(Work order): Please give only the number of lines in the listing below that contain "placeholder".
*** Block opens ***
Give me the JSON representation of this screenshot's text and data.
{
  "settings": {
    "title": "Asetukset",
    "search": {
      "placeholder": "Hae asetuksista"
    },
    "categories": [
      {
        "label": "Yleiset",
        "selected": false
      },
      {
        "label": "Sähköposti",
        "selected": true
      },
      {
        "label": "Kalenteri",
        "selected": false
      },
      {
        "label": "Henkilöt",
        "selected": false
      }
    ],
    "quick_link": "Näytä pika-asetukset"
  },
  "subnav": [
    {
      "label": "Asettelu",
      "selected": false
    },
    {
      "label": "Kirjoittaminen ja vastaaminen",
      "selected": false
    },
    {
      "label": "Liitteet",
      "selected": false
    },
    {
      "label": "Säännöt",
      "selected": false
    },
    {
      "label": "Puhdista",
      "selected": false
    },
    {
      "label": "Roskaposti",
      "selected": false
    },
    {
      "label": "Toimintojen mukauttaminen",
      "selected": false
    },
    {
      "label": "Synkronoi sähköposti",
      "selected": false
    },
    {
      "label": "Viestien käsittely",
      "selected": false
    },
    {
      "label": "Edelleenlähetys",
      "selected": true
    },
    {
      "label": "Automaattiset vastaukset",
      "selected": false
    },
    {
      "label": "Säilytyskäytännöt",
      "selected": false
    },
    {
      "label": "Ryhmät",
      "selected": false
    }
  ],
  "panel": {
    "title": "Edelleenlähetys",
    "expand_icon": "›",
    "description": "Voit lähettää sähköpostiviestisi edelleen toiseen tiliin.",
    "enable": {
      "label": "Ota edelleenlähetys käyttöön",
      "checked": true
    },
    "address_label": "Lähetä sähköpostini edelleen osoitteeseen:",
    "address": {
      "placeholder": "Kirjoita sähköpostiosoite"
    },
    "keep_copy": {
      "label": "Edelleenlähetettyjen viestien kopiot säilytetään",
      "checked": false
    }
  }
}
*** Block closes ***
(Exercise output): 2